As it turned out, none of these patients tested positive for tuberculosis during the period from Nov. 15 to Jan. 15, so no one was infected, said Mike Hill, a registered nurse at the hospital who was among a group of employees that Cal-OSHA briefed on its findings. But that did not appease Hill and other members of the California Nurses Association/National Nurses United, who are in the midst of a seven-day strike against Alta Bates Summit and other Sutter Health-affiliated hospitals in the East Bay.

“The hospital knew for over a year and a half that the one negative pressure room (in the intensive care unit) did not adequately protect us, patients or anyone walking by,” Hill said. A negative pressure room has a ventilation system that sucks air out of the room to prevent it from spilling into hallways and other areas of the hospital. Cal-OSHA said the system wasn’t working properly.

The hospital plans to appeal the citations, two of which were labeled willful and serious, spokeswoman Stacey Wells said. She noted that the hospital has a team of infection control and other experts who work to ensure a safe environment. “We are also reviewing our policies and procedures — as we regularly do — to ensure we always implement best practices and procedures that maintain and ensure the safety and health of our staff and patients,” Wells said.
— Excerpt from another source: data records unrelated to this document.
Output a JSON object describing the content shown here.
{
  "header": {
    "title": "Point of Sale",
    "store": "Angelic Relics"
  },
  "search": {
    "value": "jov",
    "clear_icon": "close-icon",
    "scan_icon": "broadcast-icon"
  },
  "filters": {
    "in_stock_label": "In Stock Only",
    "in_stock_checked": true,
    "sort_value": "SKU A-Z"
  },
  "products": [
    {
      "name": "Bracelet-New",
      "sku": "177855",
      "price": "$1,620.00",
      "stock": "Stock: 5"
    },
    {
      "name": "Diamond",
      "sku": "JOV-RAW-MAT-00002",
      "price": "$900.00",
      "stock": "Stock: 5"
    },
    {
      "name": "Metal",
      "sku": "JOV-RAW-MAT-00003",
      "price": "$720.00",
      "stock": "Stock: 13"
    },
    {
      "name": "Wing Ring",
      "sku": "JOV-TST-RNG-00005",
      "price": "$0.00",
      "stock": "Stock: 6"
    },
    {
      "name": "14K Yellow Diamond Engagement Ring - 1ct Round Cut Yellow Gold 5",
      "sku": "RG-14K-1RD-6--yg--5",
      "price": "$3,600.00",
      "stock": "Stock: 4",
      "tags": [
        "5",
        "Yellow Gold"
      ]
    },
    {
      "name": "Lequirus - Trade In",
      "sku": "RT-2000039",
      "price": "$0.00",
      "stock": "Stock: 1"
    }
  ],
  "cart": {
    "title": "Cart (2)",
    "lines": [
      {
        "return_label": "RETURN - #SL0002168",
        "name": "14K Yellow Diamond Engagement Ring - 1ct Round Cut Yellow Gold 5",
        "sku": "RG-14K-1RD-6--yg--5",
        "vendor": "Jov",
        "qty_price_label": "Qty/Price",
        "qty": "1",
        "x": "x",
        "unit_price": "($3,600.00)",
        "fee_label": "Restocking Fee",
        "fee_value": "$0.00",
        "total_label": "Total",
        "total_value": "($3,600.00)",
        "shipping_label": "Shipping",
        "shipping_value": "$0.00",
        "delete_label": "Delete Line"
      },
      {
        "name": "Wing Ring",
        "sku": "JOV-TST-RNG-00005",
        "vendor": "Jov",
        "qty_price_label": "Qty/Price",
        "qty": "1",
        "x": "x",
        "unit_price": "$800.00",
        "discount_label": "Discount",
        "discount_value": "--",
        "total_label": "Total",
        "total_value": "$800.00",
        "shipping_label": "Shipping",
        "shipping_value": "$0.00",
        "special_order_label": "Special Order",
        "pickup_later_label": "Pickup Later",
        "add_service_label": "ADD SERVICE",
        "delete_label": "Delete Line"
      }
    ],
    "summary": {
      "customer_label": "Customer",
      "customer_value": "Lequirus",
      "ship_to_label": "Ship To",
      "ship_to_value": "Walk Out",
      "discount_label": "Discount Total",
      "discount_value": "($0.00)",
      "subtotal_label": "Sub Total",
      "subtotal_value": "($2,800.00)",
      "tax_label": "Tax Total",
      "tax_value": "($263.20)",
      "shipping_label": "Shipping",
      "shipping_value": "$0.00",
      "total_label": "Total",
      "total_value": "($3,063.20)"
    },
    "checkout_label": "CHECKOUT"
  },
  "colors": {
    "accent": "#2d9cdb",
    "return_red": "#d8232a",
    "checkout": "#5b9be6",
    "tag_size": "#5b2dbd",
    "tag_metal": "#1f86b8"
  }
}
Cal-OSHA also faulted the hospital for not ensuring that employees use a respirator when they perform certain procedures on patients suspected of having an infectious disease such as tuberculosis.